Drossbach Wire Loom Dispenser Boxes: All the Benefits of Wire Loom with None of the Storage Headaches
I love wire loom. It was one of the first cable management products I was ever exposed to, and it’s had a special place in my heart ever since. My admiration for the bendy stuff isn’t all sentimental, though: it just works. Wire loom is one of the easiest means of taming – and hiding – multiple cables all at once. Just cut it to the length you need, insert your cables through its side slit, and things are automatically neater and more organized. And did I mention that it’s cheap, too? There’s pretty much no way you can go wrong with split corrugated tubing…
…Unless, of course, you buy more than a few feet of it, in which case, it becomes extremely tricky to store. Not long after the first time I successfully organized the cables beneath my desk with it, I was scheduled to shoot some product demonstration videos for a website called NewBaby.com. I thought: “Hey, wire loom is great for childproofing cables!” and proceeded to add a nice 10-foot length of it to the box of cable management goodies that I’d be toting along to the studio.
Suffice it to say, in the 3 days that elapsed between my assemblage of demo products and the actual filming date, things got a little, well, untidy. That box of products did nothing but sit in the corner of my office, but somehow the wire loom managed to interweave itself with its box-mates, as well as start creeping out of the actual box – all by itself. It’s like it was alive; I’d coil it up around my arm until I though things were secure, carefully set it back in the box, and it would unfailingly loose itself again, like a twisted, slow-motion version of those practical joke snake-in-a-cans.

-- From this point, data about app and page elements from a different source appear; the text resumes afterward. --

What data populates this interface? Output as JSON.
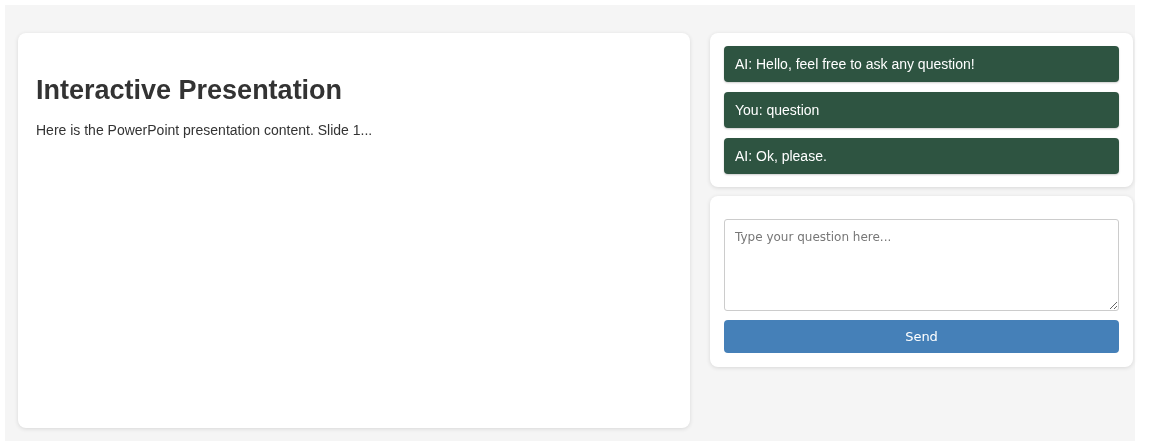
{
  "presentation": {
    "title": "Interactive Presentation",
    "content": "Here is the PowerPoint presentation content. Slide 1..."
  },
  "chat": {
    "messages": [
      {
        "text": "AI: Hello, feel free to ask any question!"
      },
      {
        "text": "You: question"
      },
      {
        "text": "AI: Ok, please."
      }
    ]
  },
  "question": {
    "placeholder": "Type your question here...",
    "send_button": "Send"
  }
}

Which is why I’m feeling so enthusiastic about Drossbach’s wire loom dispenser boxes. Designed for people like installers and organizers who have an ongoing need for large amounts of wire loom, these boxes-o-loom each have a built-in spool, around which the wire loom is coiled, as well as a handy cutout that’s big enough to neatly dispense wire loom, but small enough to keep the tubing that you don’t need inside the box.
I hate to cut things short, but I think we’ve pretty much reached the “’nuff said” point. This is one of the only good ways I can think of to store any quantity of split wire loom on a shelf. It’s neat. It’s organized. It won’t make you tear your hair out. Maybe I should say it again: ’nuff said.
So, what does it look like underneath your desk? For longer than I care to admit, the floorspace below my desk was completely covered with knotted-up computer, peripheral, and telephone cords. In addition to those cables making my workspace look terrible, they also kept my feet in a constant state of near strangulation. Call me crazy, but you should never lose a shoe to your computer cords when trying to get up from your desk.
It didn’t take me long to catch my limit of the under-desk cable jungle, and I decided to take control with wire loom. Wire loom is a flexible tube-like product, which is usually slit along it’s length to make cable insertion quick and easy. The whole idea is to neatly gather cables together and cover them with wire loom, so that instead of a tangled mass you just have a sleek bundle. Check out the difference between our before and after photos:
Wire loom isn’t only for computer-related cables — it’s also a great product for snazzing up custom car engine bays while protecting wiring and hoses from engine fluids and abrasion.